A handful of lawmakers are alleged to have received payments in exchange for supporting lobbying efforts to secure an integrated resort concession in Hokkaido or Okinawa prefectures. The news comes several months after Hokkaido’s governor Naomichi Suzuki announced his administration had ultimately decided not to pursue one of the country’s first three IR licences.
The bribery scandal that has blown up around Japan’s nascent integrated resort industry continues to deepen. The December arrest of a member of Japan’s ruling Liberal Democratic Party (LDP) in connection with allegations that he accepted payments from China-based online gambling company 500.com threatens to bring the government’s plans to bring casino gambling to the country into disrepute.
Despite this, chief cabinet secretary Yoshihide Suga affirmed Tsukasa Akimoto’s arrest on 25 December would not derail the launch of Japan’s first three IR licences. Akimoto, who helped oversee the drafting of the regulatory framework for IRs, has denied any wrongdoing and while he has resigned from the LDP, he has retained his seat in the Diet.
He was subsequently re-arrested and indicted on 14 January following fresh allegations that he was paid “several hundred thousand yen” by 500.com. Pan Zhengming, the CEO of 500.com, has temporarily stepped down pending the outcome of a probe by an internal committee into “alleged illegal money transfers and the role played by consultants” in Japan, the company said in a statement to investors.

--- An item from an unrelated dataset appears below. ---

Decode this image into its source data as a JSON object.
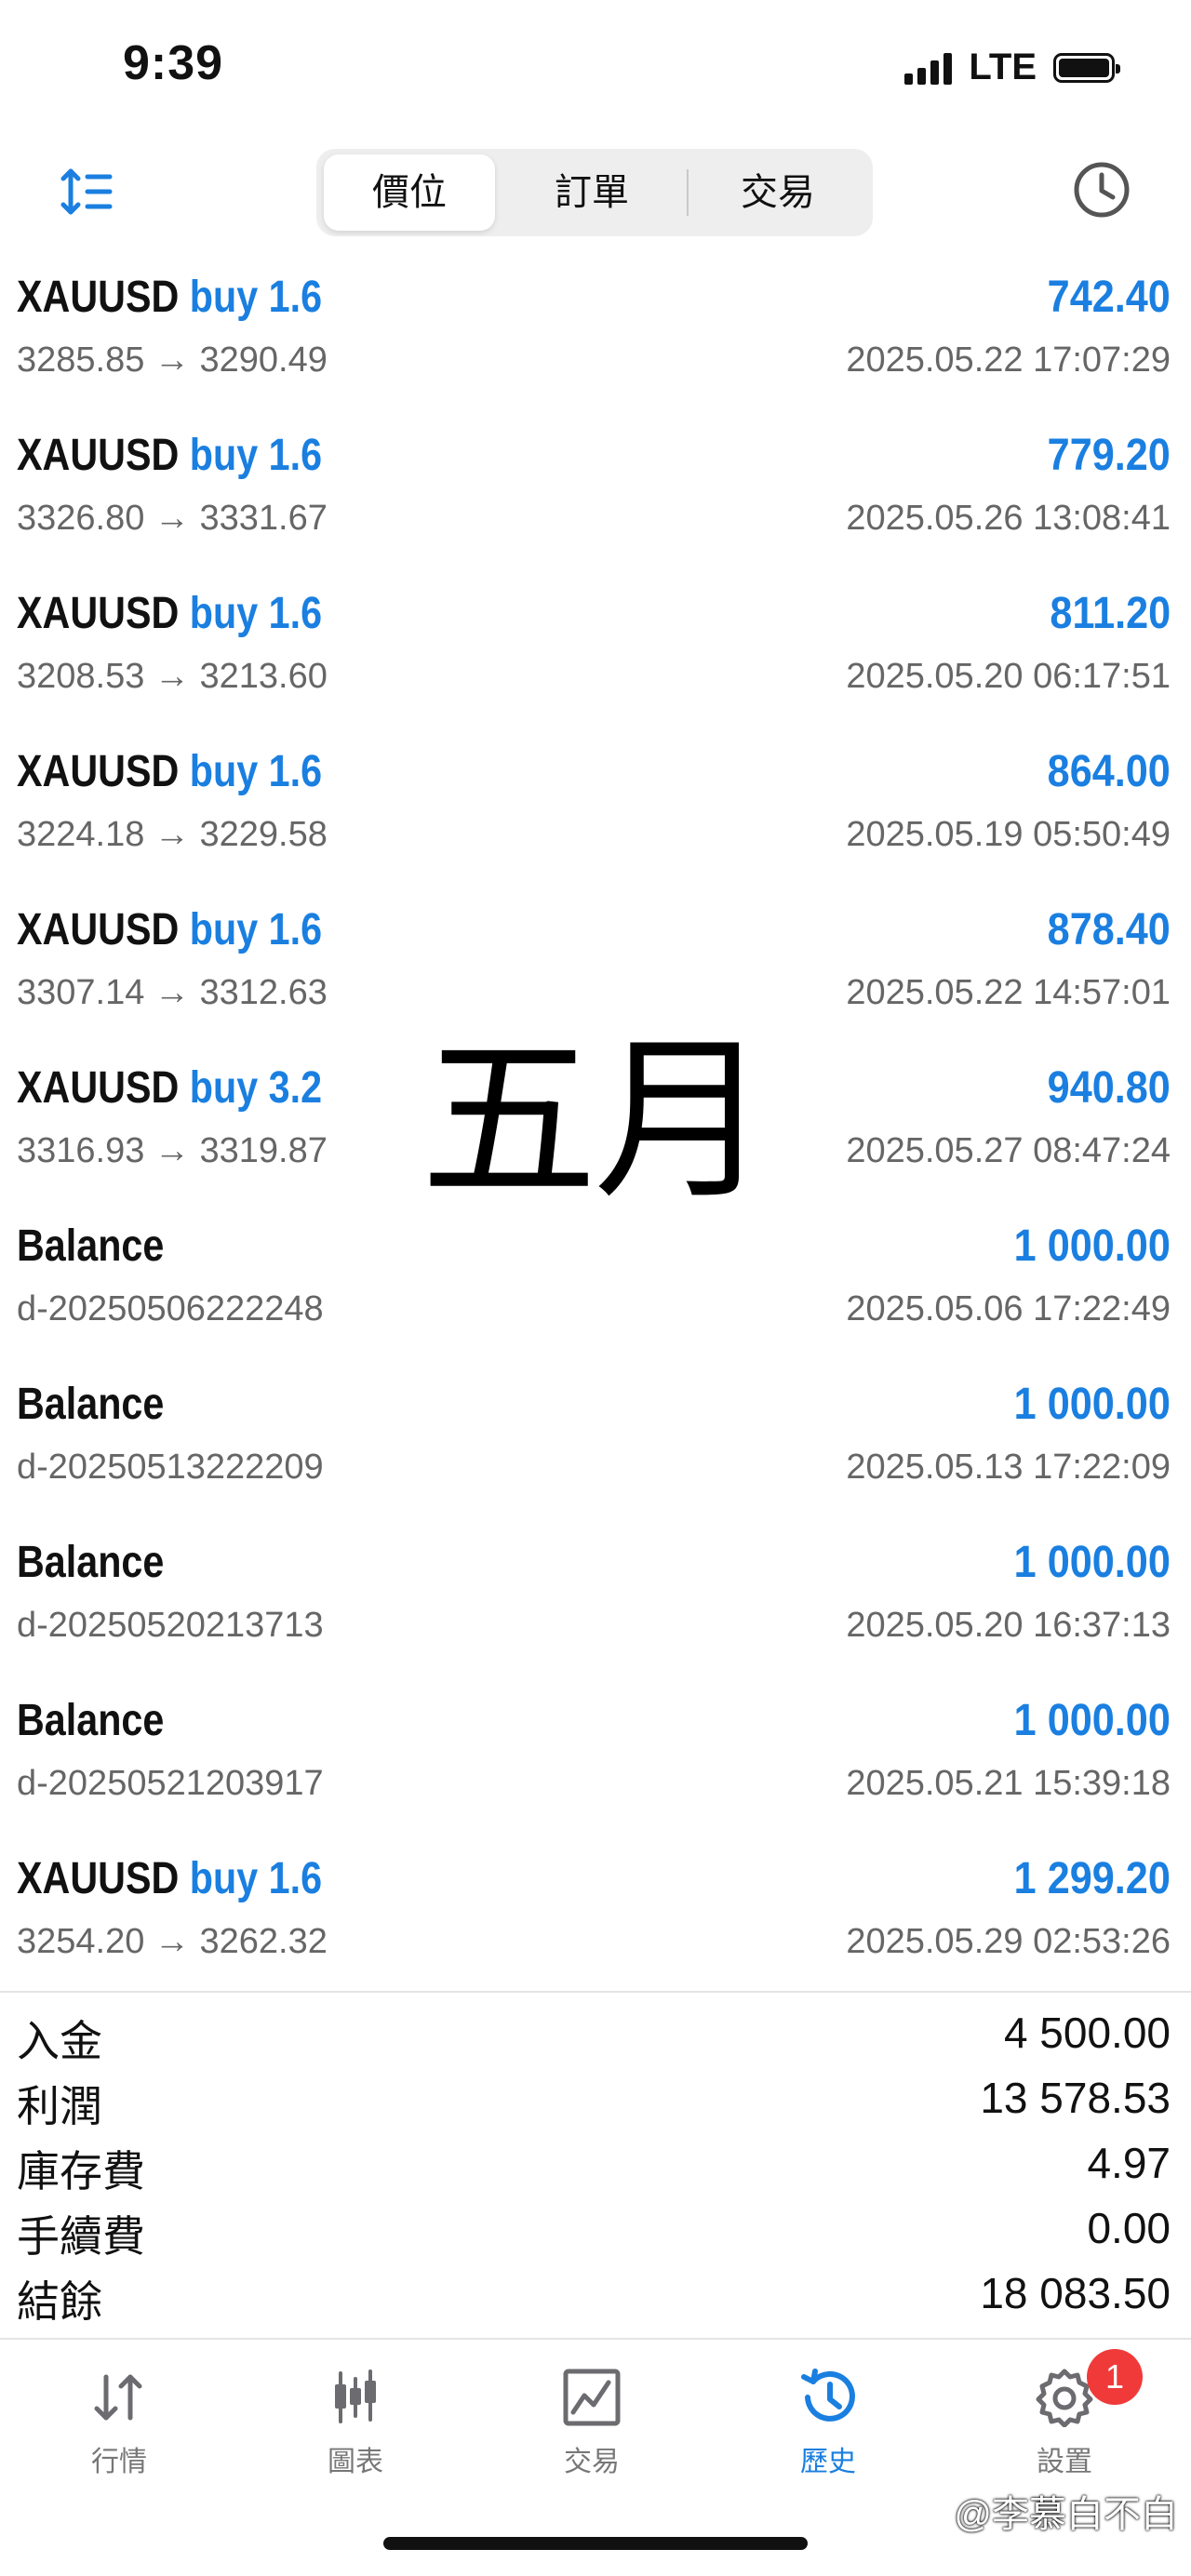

At the start of January, several politicians came forward to deny they had received bribes as part of alleged efforts to secure a IR concession in either Hokkaido or Okinawa prefectures.
The Tokyo District Public Prosecutors Office is said to be investigating whether the lawmakers or representatives acting on their behalf received money in violation of the country’s political funds control law, which bans donations from foreigners or foreign organisations.
Media reports suggest five members of the House of Representatives have been voluntarily questioned by Japanese authorities regarding their alleged receipt of cash. One of the politicians implicated in the scandal, Mikio Shimoji confirmed his office had received JPY1m ($9,250) for general election campaigning in 2017 from 500.com.
He was subsequently expelled from the Japan Innovation Party, with Osaka mayor Ichiro Matsui demanding that Shimoji resign as a lawmaker. However, fellow lawmaker Hiroyuki Nakamura strongly denied any wrongdoing.
“I accepted a legitimate political donation and included the money in a political funds report,” he stated. Former defence minister Takeshi Iwaya went a step further and denied receiving any money in relation to casino lobbying. “I absolutely deny it,” Iwaya stated, speaking during a press conference.
“From the perspective of laws regulating political funds as well, it’s impossible that I received donations from a foreign firm.” The scandal comes several months after the governor of Hokkaido prefecture confirmed his administration would not pursue one of the country’s first three IR licences.
Nevertheless, speaking in late November, governor Naomichi Suzuki said Hokkaido might seek to host an IR in a future round of market development. Despite strong support from local businesses, the governor took the decision to drop out of the race due to environmental concerns surrounding the regional government’s preferred site for an IR development, the port city of Tomakomai.
The final nail in the coffin for a Hokkaido IR bid was the news that an environmental assessment for the project could take up to three years. “As a result of careful consideration, I had reached the conclusion that I would like to give an IR bid a shot, however the candidate site is likely to be a habitat of rare